## Richard Berk’s book on regression analysis

I just finished reading Dick Berk’s book, “Regression analysis: a constructive critique” (2004). It was a pleasure to read, and I’m glad to be able to refer to it in our forthcoming book. Berk’s book has a conversational format and talks about the various assumptions required for statistical and causal inference from regression models. I was disappointed that the book used fake data–Berk discussed a lot of interesting examples but then didn’t follow up with the details. For example, Section 2.1.1 brought up the Donohue and Levitt (2001) example of abortion and crime, and I was looking forward to Berk’s more detailed analysis of the problem–but he never returned to the example later in the book. I would have learned more about Berk’s perspective on regression and causal inference if he were to apply it in detail to some real-data examples. (Perhaps in the second edition?)

I also had some miscellaneous comments:

## One more time on Bayes, Popper, and Kuhn

There was a lot of fascinating discussion on this entry from a few days ago. I feel privileged to be able to get feedback from scientists with different perspectives than my own. Anyway, I’d like to comment on some things that Dan Navarro wrote in this discussion. Not to pick on Dan but because I think his comments, and my responses, may highlight some different views about what is meant by “Bayesian inference” (or, as I would prefer to say, “Bayesian data analysis,” to include model building and model checking as well as inference).

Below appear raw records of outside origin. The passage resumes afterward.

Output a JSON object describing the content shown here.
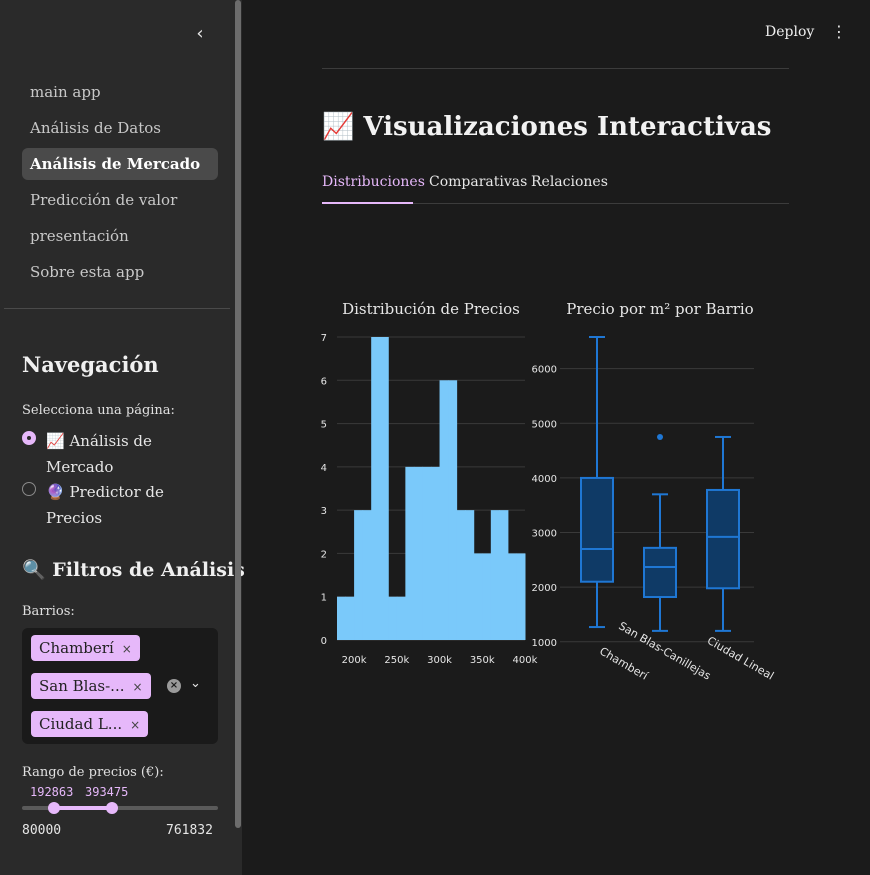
{
  "sidebar": {
    "collapse_icon": "chevron-left-icon",
    "collapse_glyph": "‹",
    "nav_links": [
      {
        "label": "main app"
      },
      {
        "label": "Análisis de Datos"
      },
      {
        "label": "Análisis de Mercado",
        "active": true
      },
      {
        "label": "Predicción de valor"
      },
      {
        "label": "presentación"
      },
      {
        "label": "Sobre esta app"
      }
    ],
    "nav_heading": "Navegación",
    "radio_label": "Selecciona una página:",
    "radio_options": [
      {
        "label": "📈 Análisis de Mercado",
        "selected": true
      },
      {
        "label": "🔮 Predictor de Precios",
        "selected": false
      }
    ],
    "filters_heading": "🔍 Filtros de Análisis",
    "barrios_label": "Barrios:",
    "barrios_tags": [
      "Chamberí",
      "San Blas-...",
      "Ciudad L..."
    ],
    "tag_remove_glyph": "×",
    "clear_glyph": "×",
    "dropdown_glyph": "⌄",
    "price_label": "Rango de precios (€):",
    "price_low": "192863",
    "price_high": "393475",
    "price_min": "80000",
    "price_max": "761832",
    "slider_low_fraction": 0.1655,
    "slider_high_fraction": 0.4597
  },
  "header": {
    "deploy_label": "Deploy",
    "menu_glyph": "⋮"
  },
  "main": {
    "title": "📈 Visualizaciones Interactivas",
    "tabs": [
      {
        "label": "Distribuciones",
        "active": true
      },
      {
        "label": "Comparativas"
      },
      {
        "label": "Relaciones"
      }
    ]
  },
  "colors": {
    "accent": "#e6b8fa",
    "histogram_fill": "#7ac9fa",
    "box_line": "#1f77d4",
    "box_fill": "#0f3a66"
  },
  "chart_data": [
    {
      "type": "bar",
      "title": "Distribución de Precios",
      "bin_edges": [
        180000,
        190000,
        200000,
        210000,
        220000,
        230000,
        240000,
        250000,
        260000,
        270000,
        280000,
        290000,
        300000,
        310000,
        320000,
        330000,
        340000,
        350000,
        360000,
        370000,
        380000,
        390000,
        400000
      ],
      "values": [
        1,
        1,
        3,
        3,
        7,
        7,
        1,
        1,
        4,
        4,
        4,
        4,
        6,
        6,
        3,
        3,
        2,
        2,
        3,
        3,
        2,
        2
      ],
      "x_tick_labels": [
        "200k",
        "250k",
        "300k",
        "350k",
        "400k"
      ],
      "x_ticks": [
        200000,
        250000,
        300000,
        350000,
        400000
      ],
      "y_ticks": [
        0,
        1,
        2,
        3,
        4,
        5,
        6,
        7
      ],
      "ylim": [
        0,
        7
      ],
      "xlim": [
        180000,
        400000
      ],
      "grid": true
    },
    {
      "type": "box",
      "title": "Precio por m² por Barrio",
      "categories": [
        "Chamberí",
        "San Blas-Canillejas",
        "Ciudad Lineal"
      ],
      "boxes": [
        {
          "min": 1270,
          "q1": 2100,
          "median": 2700,
          "q3": 4000,
          "max": 6580,
          "outliers": []
        },
        {
          "min": 1200,
          "q1": 1820,
          "median": 2370,
          "q3": 2720,
          "max": 3700,
          "outliers": [
            4750
          ]
        },
        {
          "min": 1200,
          "q1": 1980,
          "median": 2920,
          "q3": 3780,
          "max": 4750,
          "outliers": []
        }
      ],
      "y_ticks": [
        1000,
        2000,
        3000,
        4000,
        5000,
        6000
      ],
      "ylim": [
        850,
        6580
      ],
      "grid": true
    }
  ]
}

So here goes . . .

## Bayes and Popper

Is statisticsl inference inductive or deductive reasoning? What is the connection between statistics and the philosophy of science? Why do we care? The usual story Schools of statistical inference are sometimes linked to philosophical approaches. “Classical” statistics–as exemplified by Fisher’s p-values and Neyman’s hypothesis tests–is associated with a deductive, or Popperian view of science: a […]